§ Requirement: Filter the entries below, keeping only lines with "index".

*** Opening Supplied data ***

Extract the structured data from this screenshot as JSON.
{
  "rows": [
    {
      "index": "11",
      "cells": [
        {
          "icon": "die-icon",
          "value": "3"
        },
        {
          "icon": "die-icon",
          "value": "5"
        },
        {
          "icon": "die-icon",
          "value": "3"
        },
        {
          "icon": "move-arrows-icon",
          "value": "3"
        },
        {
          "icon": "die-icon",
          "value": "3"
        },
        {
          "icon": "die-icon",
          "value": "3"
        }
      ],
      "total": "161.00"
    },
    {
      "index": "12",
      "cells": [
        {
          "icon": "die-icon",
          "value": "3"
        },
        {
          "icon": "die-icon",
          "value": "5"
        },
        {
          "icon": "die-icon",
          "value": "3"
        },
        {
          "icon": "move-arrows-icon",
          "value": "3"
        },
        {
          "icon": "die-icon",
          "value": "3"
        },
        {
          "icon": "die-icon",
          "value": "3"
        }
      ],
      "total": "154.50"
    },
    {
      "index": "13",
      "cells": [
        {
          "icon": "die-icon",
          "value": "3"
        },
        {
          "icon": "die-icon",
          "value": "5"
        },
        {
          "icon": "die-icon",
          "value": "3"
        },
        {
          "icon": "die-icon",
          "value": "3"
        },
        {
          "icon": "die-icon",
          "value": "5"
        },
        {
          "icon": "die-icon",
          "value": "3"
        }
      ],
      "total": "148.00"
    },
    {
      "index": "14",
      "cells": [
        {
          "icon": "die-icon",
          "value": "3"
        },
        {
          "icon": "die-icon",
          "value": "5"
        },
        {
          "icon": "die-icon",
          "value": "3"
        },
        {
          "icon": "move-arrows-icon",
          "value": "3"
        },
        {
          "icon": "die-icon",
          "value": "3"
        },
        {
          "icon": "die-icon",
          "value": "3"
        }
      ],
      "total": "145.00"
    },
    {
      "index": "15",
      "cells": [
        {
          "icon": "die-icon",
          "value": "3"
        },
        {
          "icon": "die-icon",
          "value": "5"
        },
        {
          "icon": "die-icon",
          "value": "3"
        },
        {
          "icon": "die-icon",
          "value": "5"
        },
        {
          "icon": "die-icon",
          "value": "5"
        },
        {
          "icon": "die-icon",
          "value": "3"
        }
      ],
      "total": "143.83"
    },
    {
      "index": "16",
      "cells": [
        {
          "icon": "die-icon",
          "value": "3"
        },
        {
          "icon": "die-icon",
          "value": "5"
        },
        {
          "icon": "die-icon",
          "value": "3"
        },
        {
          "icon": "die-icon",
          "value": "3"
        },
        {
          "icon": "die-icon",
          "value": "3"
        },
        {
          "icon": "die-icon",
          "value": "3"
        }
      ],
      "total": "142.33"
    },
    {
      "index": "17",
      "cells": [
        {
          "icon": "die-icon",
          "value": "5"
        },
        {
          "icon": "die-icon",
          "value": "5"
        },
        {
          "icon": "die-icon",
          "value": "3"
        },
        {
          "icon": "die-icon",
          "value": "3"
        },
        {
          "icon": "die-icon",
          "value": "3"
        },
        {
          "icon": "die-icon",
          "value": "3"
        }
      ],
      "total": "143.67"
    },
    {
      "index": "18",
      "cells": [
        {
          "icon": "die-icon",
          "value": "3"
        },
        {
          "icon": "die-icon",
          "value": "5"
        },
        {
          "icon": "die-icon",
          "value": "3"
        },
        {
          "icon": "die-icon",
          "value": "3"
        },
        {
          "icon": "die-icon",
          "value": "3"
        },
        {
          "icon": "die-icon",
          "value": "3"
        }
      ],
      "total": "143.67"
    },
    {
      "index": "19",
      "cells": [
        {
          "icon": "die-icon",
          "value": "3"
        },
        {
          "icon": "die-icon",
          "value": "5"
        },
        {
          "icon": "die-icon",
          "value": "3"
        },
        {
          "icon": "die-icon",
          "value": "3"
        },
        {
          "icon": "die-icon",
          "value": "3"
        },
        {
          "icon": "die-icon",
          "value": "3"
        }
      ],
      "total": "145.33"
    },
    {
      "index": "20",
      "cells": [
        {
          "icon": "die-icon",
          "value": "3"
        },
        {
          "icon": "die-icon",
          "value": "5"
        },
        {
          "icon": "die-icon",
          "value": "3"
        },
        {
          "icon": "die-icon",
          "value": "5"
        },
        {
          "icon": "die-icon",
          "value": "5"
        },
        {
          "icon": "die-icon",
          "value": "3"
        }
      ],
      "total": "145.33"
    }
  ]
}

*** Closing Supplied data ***

§ Exercise solution:
      "index": "11",
      "index": "12",
      "index": "13",
      "index": "14",
      "index": "15",
      "index": "16",
      "index": "17",
      "index": "18",
      "index": "19",
      "index": "20",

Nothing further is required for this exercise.